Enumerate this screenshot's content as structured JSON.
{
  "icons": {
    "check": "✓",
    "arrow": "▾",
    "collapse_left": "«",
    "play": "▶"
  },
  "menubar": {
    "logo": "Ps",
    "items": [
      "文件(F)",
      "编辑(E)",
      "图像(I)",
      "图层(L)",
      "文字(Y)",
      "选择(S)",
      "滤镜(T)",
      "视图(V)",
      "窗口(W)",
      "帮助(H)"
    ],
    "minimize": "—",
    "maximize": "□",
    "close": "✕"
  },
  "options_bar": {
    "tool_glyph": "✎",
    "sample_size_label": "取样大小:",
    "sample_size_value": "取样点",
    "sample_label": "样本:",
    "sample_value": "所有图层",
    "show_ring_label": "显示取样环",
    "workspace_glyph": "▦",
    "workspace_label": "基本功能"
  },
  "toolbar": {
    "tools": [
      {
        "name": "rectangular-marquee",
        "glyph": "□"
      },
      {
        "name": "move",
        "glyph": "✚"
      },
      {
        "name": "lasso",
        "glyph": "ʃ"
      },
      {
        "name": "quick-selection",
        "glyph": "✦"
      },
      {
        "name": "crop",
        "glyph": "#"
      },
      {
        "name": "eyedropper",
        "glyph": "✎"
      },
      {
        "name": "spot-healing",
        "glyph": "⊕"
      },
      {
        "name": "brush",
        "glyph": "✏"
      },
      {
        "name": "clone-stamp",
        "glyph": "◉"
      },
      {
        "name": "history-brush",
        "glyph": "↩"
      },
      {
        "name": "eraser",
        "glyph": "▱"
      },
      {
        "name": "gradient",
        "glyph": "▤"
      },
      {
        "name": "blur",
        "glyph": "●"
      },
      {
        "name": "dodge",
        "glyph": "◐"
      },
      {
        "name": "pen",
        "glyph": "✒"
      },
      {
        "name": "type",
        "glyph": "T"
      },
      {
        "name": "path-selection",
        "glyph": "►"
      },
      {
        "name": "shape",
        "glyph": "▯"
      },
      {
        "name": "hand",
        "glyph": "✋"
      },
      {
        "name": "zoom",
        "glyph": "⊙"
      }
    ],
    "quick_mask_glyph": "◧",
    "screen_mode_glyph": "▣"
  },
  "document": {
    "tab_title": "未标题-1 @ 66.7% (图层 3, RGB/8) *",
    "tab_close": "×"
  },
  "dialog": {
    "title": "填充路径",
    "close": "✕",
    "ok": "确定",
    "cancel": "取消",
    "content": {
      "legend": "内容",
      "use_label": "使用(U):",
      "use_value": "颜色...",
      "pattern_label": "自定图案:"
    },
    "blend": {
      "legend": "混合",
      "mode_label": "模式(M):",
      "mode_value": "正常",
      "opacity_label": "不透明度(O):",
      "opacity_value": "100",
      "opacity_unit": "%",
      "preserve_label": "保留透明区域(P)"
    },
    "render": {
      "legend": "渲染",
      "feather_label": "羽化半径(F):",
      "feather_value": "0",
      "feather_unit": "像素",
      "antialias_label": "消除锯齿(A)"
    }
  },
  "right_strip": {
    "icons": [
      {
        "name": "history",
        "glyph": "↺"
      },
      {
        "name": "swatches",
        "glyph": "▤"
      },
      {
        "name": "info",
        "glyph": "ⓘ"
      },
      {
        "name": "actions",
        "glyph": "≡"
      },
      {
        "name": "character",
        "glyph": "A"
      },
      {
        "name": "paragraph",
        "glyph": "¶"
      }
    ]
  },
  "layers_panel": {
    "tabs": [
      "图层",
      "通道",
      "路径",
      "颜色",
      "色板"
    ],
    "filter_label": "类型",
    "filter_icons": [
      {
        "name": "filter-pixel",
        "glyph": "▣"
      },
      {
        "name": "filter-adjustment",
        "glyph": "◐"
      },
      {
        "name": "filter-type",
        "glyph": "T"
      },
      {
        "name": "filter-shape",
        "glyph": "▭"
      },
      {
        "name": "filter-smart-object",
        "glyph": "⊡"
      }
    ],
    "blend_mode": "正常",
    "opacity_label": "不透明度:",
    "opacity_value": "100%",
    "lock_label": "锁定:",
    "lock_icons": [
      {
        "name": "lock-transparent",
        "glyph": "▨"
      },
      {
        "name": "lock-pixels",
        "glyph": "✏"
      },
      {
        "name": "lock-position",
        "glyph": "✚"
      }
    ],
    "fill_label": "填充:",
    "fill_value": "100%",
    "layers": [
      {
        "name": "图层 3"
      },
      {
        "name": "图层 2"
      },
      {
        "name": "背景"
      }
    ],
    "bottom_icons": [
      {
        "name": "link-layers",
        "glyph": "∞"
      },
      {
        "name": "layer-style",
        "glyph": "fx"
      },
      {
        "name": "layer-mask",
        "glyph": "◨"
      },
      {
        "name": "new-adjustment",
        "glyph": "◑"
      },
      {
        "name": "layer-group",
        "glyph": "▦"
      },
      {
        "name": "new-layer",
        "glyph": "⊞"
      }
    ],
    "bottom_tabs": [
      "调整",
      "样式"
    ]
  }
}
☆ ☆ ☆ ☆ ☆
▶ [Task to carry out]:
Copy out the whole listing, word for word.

▶ [Exercise solution]:
Enumerate this screenshot's content as structured JSON.
{
  "icons": {
    "check": "✓",
    "arrow": "▾",
    "collapse_left": "«",
    "play": "▶"
  },
  "menubar": {
    "logo": "Ps",
    "items": [
      "文件(F)",
      "编辑(E)",
      "图像(I)",
      "图层(L)",
      "文字(Y)",
      "选择(S)",
      "滤镜(T)",
      "视图(V)",
      "窗口(W)",
      "帮助(H)"
    ],
    "minimize": "—",
    "maximize": "□",
    "close": "✕"
  },
  "options_bar": {
    "tool_glyph": "✎",
    "sample_size_label": "取样大小:",
    "sample_size_value": "取样点",
    "sample_label": "样本:",
    "sample_value": "所有图层",
    "show_ring_label": "显示取样环",
    "workspace_glyph": "▦",
    "workspace_label": "基本功能"
  },
  "toolbar": {
    "tools": [
      {
        "name": "rectangular-marquee",
        "glyph": "□"
      },
      {
        "name": "move",
        "glyph": "✚"
      },
      {
        "name": "lasso",
        "glyph": "ʃ"
      },
      {
        "name": "quick-selection",
        "glyph": "✦"
      },
      {
        "name": "crop",
        "glyph": "#"
      },
      {
        "name": "eyedropper",
        "glyph": "✎"
      },
      {
        "name": "spot-healing",
        "glyph": "⊕"
      },
      {
        "name": "brush",
        "glyph": "✏"
      },
      {
        "name": "clone-stamp",
        "glyph": "◉"
      },
      {
        "name": "history-brush",
        "glyph": "↩"
      },
      {
        "name": "eraser",
        "glyph": "▱"
      },
      {
        "name": "gradient",
        "glyph": "▤"
      },
      {
        "name": "blur",
        "glyph": "●"
      },
      {
        "name": "dodge",
        "glyph": "◐"
      },
      {
        "name": "pen",
        "glyph": "✒"
      },
      {
        "name": "type",
        "glyph": "T"
      },
      {
        "name": "path-selection",
        "glyph": "►"
      },
      {
        "name": "shape",
        "glyph": "▯"
      },
      {
        "name": "hand",
        "glyph": "✋"
      },
      {
        "name": "zoom",
        "glyph": "⊙"
      }
    ],
    "quick_mask_glyph": "◧",
    "screen_mode_glyph": "▣"
  },
  "document": {
    "tab_title": "未标题-1 @ 66.7% (图层 3, RGB/8) *",
    "tab_close": "×"
  },
  "dialog": {
    "title": "填充路径",
    "close": "✕",
    "ok": "确定",
    "cancel": "取消",
    "content": {
      "legend": "内容",
      "use_label": "使用(U):",
      "use_value": "颜色...",
      "pattern_label": "自定图案:"
    },
    "blend": {
      "legend": "混合",
      "mode_label": "模式(M):",
      "mode_value": "正常",
      "opacity_label": "不透明度(O):",
      "opacity_value": "100",
      "opacity_unit": "%",
      "preserve_label": "保留透明区域(P)"
    },
    "render": {
      "legend": "渲染",
      "feather_label": "羽化半径(F):",
      "feather_value": "0",
      "feather_unit": "像素",
      "antialias_label": "消除锯齿(A)"
    }
  },
  "right_strip": {
    "icons": [
      {
        "name": "history",
        "glyph": "↺"
      },
      {
        "name": "swatches",
        "glyph": "▤"
      },
      {
        "name": "info",
        "glyph": "ⓘ"
      },
      {
        "name": "actions",
        "glyph": "≡"
      },
      {
        "name": "character",
        "glyph": "A"
      },
      {
        "name": "paragraph",
        "glyph": "¶"
      }
    ]
  },
  "layers_panel": {
    "tabs": [
      "图层",
      "通道",
      "路径",
      "颜色",
      "色板"
    ],
    "filter_label": "类型",
    "filter_icons": [
      {
        "name": "filter-pixel",
        "glyph": "▣"
      },
      {
        "name": "filter-adjustment",
        "glyph": "◐"
      },
      {
        "name": "filter-type",
        "glyph": "T"
      },
      {
        "name": "filter-shape",
        "glyph": "▭"
      },
      {
        "name": "filter-smart-object",
        "glyph": "⊡"
      }
    ],
    "blend_mode": "正常",
    "opacity_label": "不透明度:",
    "opacity_value": "100%",
    "lock_label": "锁定:",
    "lock_icons": [
      {
        "name": "lock-transparent",
        "glyph": "▨"
      },
      {
        "name": "lock-pixels",
        "glyph": "✏"
      },
      {
        "name": "lock-position",
        "glyph": "✚"
      }
    ],
    "fill_label": "填充:",
    "fill_value": "100%",
    "layers": [
      {
        "name": "图层 3"
      },
      {
        "name": "图层 2"
      },
      {
        "name": "背景"
      }
    ],
    "bottom_icons": [
      {
        "name": "link-layers",
        "glyph": "∞"
      },
      {
        "name": "layer-style",
        "glyph": "fx"
      },
      {
        "name": "layer-mask",
        "glyph": "◨"
      },
      {
        "name": "new-adjustment",
        "glyph": "◑"
      },
      {
        "name": "layer-group",
        "glyph": "▦"
      },
      {
        "name": "new-layer",
        "glyph": "⊞"
      }
    ],
    "bottom_tabs": [
      "调整",
      "样式"
    ]
  }
}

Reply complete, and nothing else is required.